Iain Haley Pollock ’00 Wins Cave Canem Poetry Prize
Iain Haley Pollock, ’00, was just a child when he visited Philadelphia for the first time, and one particular incident left an indelible impression. A woman on the street caught him staring at her and promptly stuck her tongue out at him. “That has always shaded my perception of Philly,” recalls Pollock, 32.
He captured the moment in a poem, which in turn inspired the title of his forthcoming first book of poetry, Spit Back a Boy. The Cave Canem Foundation Inc. awarded Pollock’s book the prestigious 2010 Cave Canem Poetry Prize in September.
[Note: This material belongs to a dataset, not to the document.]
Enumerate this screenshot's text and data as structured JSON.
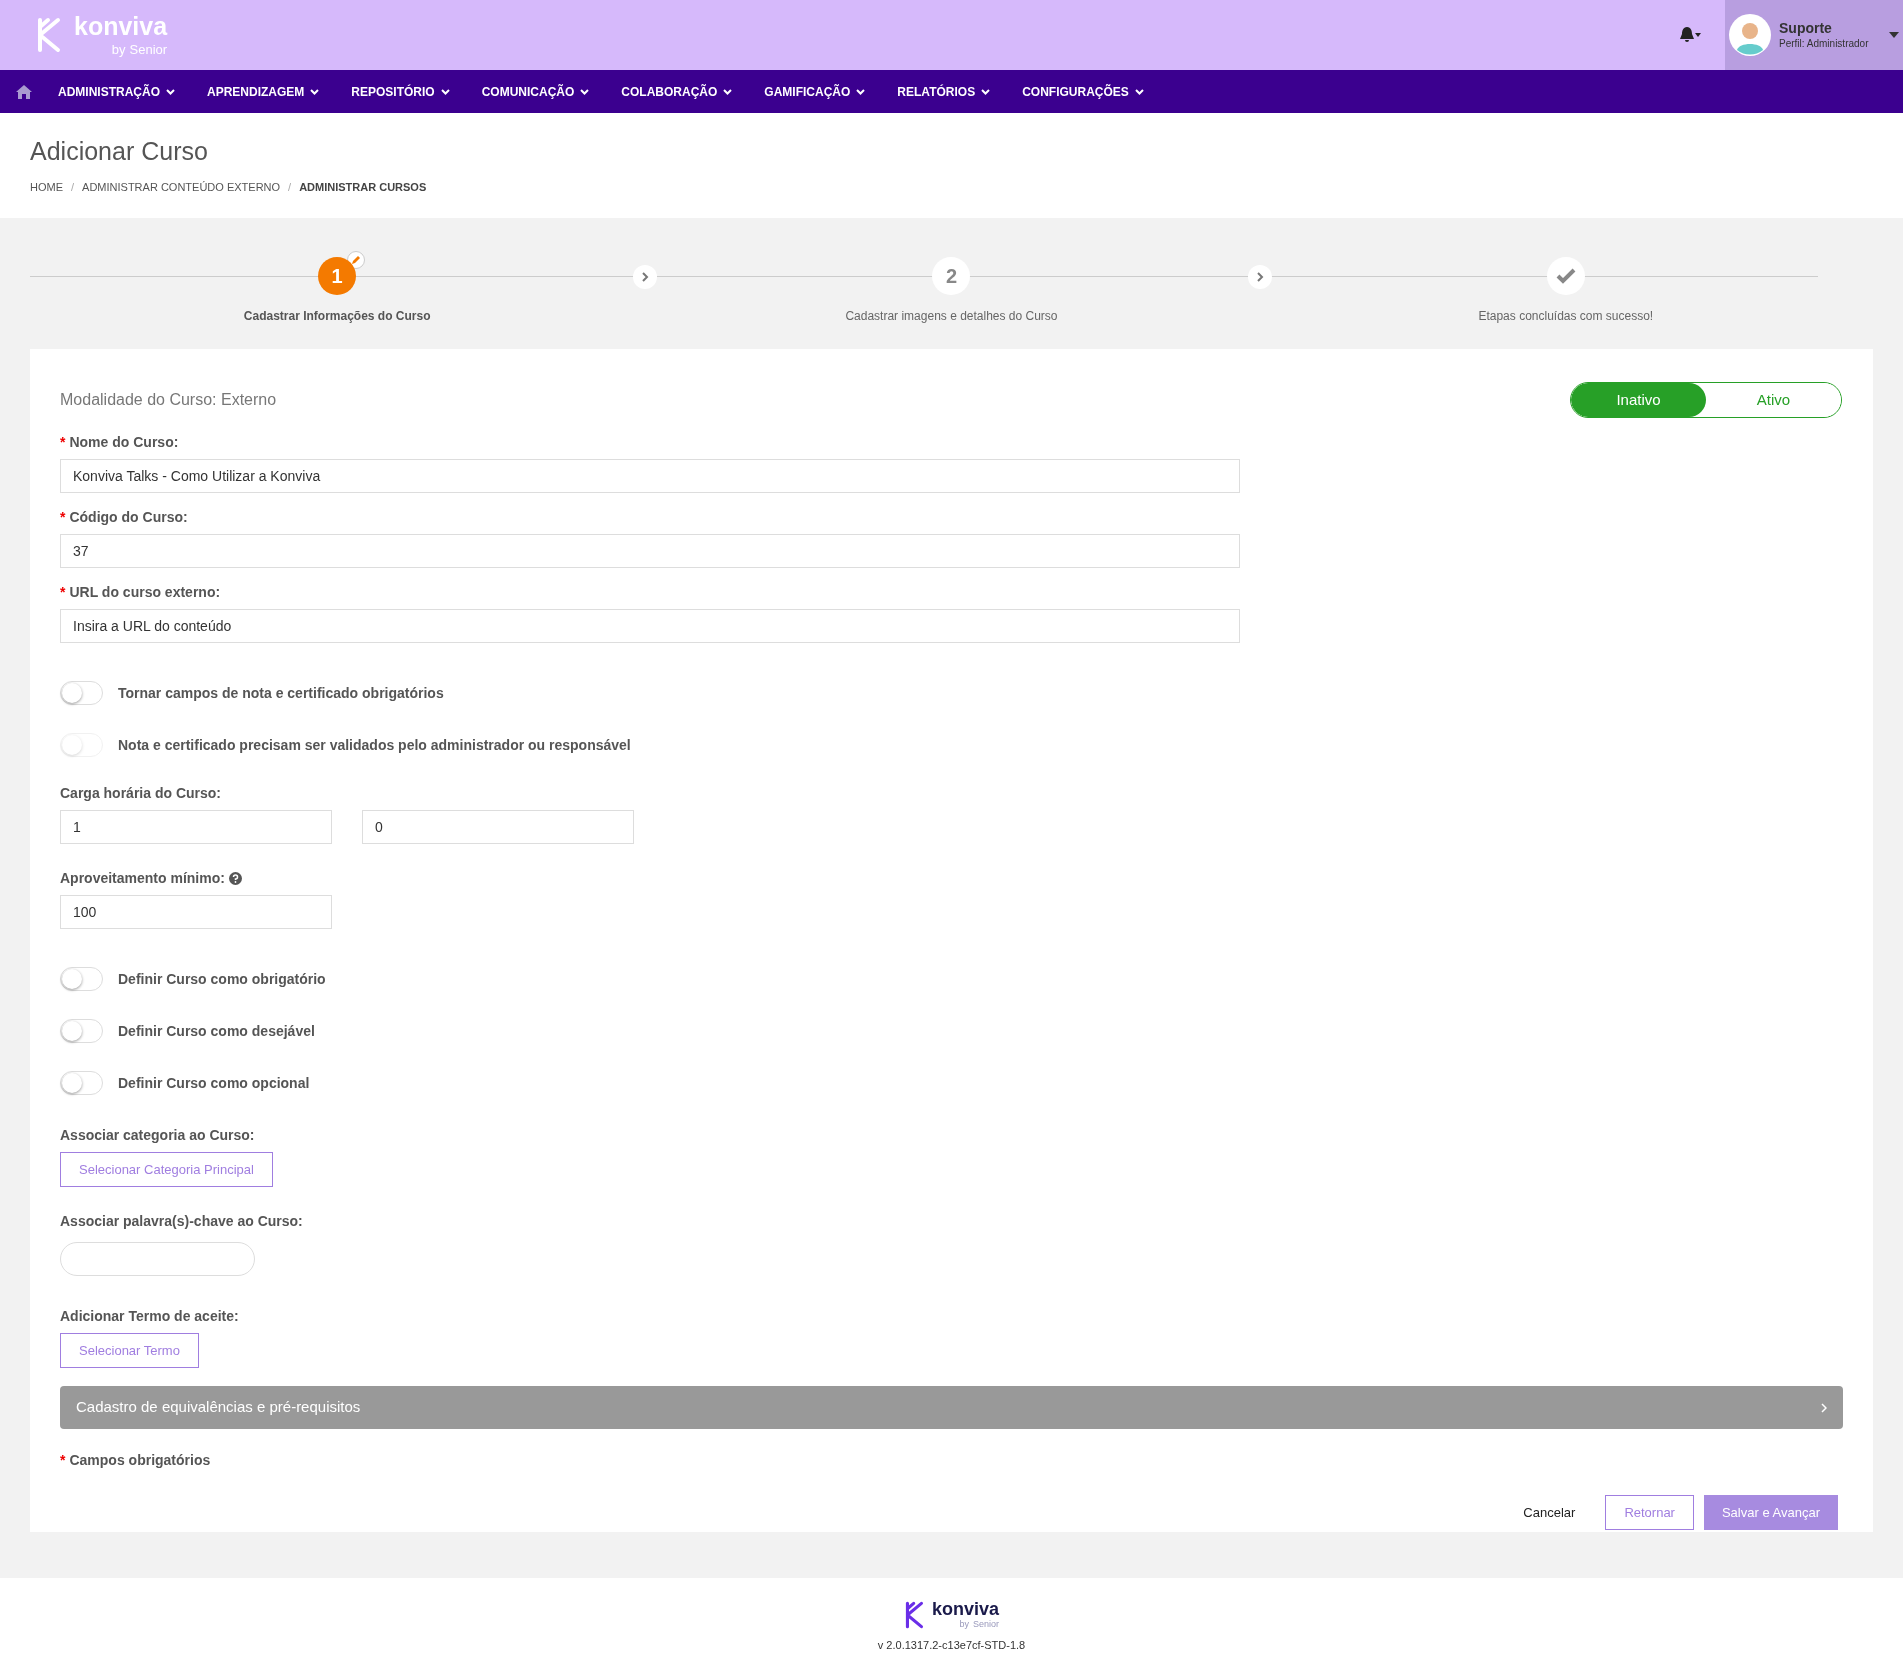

Founded in 1996, Cave Canem cultivates the artistic and professional growth of African-American poets. The prize goes to exceptional first books by African-American poets. “To be able to represent the group through the prize is a great honor,” says Pollock, who is also a Cave Canem fellow. Elizabeth Alexander, a Cave Canem faculty member who was selected by President Obama to compose a poem for his inauguration, chose Spit Back a Boy for the award.
The collection of poems, to be published in spring 2011 by the University of Georgia Press, focuses on the “emotional familiarity” of everyday life and links themes of racial identity, romance, and mortality, he says. Pollock, whose mother is African-American and father is Caucasian, says he wished growing up that he had a darker, less ambiguous, complexion. Time and imagination transformed the memory of his first Philadelphia experience, turning it into a touchstone for racial identity in the poem, “Oya in Old City.”
I flung my almost white self
into my mother’s embrace—that brown
embrace I hoped would swallow me whole
and spit back a boy four shades darker—
while the woman chuntered away, her cart
rattling over cobbles worn by centuries of traffic.
Poetry seemed to be an unlikely future for Pollock. After graduating from Haverford with an English degree, he went into corporate public relations. “I felt this pressure, as my parents’ oldest child, not to be a financial burden to them,” Pollock explains. “It wasn’t my intent to become a poet.” But friends from Haverford who worked in the non-profit world encouraged his eventual decision to try another path. Pollock’s poetry began appearing in literary publications and he moved into teaching. He is now in his fourth year at Chestnut Hill Academy in Philadelphia, where he teaches seventh and eighth grade English.
Pollock says his poems serve as a witness to his times. “I didn’t write in a serious way at Haverford,” he admits. “[But] I believe poets should be aware of their time. Haverford was important in my understanding of that.”